# Input data:
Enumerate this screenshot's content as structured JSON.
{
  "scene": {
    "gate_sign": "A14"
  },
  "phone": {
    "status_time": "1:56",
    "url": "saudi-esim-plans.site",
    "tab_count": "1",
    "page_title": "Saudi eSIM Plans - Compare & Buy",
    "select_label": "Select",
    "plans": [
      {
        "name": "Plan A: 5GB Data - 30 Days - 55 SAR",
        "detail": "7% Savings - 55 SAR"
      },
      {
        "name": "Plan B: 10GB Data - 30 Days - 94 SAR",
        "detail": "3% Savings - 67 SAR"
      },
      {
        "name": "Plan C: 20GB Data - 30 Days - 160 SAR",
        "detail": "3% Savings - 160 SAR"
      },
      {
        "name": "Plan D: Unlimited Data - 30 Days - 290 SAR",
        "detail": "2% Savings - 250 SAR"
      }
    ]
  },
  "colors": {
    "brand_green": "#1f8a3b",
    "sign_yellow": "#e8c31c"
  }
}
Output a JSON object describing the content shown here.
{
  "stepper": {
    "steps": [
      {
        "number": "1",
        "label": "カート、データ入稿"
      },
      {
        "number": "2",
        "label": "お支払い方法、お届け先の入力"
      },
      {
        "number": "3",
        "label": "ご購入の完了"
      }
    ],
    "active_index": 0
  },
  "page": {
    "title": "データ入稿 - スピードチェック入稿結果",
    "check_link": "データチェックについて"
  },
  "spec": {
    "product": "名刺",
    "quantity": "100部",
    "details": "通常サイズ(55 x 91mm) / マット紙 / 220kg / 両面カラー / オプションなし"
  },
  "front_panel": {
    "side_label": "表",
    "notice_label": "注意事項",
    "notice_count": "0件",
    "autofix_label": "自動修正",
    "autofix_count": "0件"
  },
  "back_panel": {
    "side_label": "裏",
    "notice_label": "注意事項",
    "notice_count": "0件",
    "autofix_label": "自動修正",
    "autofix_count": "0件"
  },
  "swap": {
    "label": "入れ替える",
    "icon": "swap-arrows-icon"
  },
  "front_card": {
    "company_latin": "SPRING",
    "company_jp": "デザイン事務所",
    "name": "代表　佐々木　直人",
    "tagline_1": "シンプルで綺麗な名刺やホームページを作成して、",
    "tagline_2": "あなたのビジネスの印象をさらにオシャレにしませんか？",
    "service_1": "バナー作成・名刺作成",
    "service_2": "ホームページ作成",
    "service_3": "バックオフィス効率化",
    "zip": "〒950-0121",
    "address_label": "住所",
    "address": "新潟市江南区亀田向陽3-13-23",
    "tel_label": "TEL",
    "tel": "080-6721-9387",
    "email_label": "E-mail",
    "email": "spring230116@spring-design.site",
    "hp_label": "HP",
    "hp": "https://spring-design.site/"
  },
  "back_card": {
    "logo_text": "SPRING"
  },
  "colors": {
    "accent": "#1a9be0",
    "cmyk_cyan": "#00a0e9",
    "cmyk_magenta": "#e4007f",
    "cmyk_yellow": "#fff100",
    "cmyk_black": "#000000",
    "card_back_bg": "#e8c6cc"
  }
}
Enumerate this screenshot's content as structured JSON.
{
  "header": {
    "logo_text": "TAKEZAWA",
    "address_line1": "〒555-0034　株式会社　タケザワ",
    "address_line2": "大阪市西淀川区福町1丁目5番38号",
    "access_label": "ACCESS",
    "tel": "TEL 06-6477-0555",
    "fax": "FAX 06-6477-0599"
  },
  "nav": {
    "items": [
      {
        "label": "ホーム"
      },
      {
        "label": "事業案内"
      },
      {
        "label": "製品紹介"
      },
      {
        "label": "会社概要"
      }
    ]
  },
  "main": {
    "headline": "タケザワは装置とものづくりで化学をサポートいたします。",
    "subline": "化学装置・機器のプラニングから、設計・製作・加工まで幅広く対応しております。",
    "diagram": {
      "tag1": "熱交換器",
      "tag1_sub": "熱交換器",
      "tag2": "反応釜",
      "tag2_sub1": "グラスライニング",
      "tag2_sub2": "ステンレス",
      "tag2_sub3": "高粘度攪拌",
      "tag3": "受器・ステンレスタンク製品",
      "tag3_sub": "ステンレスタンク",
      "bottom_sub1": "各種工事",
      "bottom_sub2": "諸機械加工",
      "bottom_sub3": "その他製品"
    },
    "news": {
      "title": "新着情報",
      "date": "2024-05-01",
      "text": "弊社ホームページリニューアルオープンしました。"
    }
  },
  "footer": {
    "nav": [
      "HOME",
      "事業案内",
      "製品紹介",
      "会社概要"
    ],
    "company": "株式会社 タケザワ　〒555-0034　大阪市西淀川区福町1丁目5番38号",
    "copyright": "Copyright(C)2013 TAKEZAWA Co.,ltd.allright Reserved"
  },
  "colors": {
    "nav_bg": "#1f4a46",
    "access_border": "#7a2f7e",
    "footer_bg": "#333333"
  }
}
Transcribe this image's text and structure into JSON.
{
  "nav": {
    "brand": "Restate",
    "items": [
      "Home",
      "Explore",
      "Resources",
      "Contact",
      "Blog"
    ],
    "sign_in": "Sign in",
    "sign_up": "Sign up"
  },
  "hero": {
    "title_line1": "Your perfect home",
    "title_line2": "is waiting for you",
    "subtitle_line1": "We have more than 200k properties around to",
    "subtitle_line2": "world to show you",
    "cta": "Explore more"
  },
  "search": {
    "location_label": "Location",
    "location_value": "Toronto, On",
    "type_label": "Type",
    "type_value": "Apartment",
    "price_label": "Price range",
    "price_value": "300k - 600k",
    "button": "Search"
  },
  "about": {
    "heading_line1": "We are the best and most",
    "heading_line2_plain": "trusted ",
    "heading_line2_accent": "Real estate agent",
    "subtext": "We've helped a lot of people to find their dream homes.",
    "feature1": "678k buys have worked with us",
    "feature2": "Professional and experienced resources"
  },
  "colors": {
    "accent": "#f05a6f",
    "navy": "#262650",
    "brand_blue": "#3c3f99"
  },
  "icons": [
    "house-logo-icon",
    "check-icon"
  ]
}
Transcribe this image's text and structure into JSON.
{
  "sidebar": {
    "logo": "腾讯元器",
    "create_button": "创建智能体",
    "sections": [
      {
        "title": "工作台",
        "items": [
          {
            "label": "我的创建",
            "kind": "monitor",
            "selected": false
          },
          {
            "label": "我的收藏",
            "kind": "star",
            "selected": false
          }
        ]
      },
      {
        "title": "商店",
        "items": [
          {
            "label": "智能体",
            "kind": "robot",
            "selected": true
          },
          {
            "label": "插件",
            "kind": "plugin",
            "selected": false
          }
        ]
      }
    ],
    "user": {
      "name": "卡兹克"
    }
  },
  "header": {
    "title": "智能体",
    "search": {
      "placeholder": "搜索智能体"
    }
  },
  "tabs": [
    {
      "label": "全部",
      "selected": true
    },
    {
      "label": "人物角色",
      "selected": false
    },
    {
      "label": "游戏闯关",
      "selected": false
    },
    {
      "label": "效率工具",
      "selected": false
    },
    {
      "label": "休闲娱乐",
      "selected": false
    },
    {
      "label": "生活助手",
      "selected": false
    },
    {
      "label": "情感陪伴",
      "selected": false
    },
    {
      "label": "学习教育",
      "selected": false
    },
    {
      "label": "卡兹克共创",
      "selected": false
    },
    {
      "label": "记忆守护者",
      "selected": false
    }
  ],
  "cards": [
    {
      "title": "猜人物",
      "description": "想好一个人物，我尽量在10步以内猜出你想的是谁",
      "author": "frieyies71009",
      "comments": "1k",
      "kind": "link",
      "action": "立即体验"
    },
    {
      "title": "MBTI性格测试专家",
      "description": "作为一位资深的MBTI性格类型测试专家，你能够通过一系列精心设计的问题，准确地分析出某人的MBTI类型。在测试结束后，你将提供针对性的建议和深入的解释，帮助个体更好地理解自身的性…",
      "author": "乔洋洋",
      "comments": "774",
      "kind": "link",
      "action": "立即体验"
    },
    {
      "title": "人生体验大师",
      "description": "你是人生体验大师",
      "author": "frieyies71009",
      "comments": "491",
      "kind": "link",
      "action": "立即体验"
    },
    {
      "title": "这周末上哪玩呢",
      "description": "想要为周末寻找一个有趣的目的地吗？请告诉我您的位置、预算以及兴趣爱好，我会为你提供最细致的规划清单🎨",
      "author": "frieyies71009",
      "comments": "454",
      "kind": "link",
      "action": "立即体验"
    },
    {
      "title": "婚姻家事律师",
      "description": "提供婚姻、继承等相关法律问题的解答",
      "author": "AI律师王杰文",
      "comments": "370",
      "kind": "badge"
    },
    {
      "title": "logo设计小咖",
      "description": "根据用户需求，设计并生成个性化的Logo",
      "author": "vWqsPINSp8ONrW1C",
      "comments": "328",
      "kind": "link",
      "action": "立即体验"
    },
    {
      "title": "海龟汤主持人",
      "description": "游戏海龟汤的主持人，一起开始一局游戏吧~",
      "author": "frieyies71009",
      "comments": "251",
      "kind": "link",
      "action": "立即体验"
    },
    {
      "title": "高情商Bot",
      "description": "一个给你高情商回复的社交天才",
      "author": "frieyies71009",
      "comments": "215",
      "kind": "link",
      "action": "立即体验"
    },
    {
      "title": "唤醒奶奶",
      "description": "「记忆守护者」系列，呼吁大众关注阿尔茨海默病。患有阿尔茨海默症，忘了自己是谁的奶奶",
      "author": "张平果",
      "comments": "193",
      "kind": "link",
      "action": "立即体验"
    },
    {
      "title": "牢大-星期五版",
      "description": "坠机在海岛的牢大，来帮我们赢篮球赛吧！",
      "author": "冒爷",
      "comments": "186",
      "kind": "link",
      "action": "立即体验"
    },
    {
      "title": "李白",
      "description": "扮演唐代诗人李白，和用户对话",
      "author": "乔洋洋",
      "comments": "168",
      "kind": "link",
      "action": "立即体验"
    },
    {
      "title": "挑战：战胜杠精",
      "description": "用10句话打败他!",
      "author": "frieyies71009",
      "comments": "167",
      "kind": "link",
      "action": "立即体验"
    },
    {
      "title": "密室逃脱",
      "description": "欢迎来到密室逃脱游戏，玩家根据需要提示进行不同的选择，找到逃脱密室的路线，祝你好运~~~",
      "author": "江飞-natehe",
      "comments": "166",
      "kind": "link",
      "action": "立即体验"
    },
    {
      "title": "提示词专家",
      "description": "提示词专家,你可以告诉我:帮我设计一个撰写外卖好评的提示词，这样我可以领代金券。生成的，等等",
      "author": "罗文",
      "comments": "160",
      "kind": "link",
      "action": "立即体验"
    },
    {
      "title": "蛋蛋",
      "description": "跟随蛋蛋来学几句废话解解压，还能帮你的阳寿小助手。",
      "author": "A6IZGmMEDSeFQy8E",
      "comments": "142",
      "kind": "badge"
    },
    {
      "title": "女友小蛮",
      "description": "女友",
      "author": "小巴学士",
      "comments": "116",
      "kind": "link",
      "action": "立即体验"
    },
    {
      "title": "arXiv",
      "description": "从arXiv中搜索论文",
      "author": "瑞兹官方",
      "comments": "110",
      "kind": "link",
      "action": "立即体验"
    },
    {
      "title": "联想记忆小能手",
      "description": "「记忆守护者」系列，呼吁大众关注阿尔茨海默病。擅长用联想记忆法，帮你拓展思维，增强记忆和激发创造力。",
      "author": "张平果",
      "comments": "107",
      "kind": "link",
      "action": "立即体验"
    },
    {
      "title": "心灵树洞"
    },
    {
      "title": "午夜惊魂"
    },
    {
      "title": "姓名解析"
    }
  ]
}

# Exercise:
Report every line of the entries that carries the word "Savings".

# Response area:
        "detail": "7% Savings - 55 SAR"
        "detail": "3% Savings - 67 SAR"
        "detail": "3% Savings - 160 SAR"
        "detail": "2% Savings - 250 SAR"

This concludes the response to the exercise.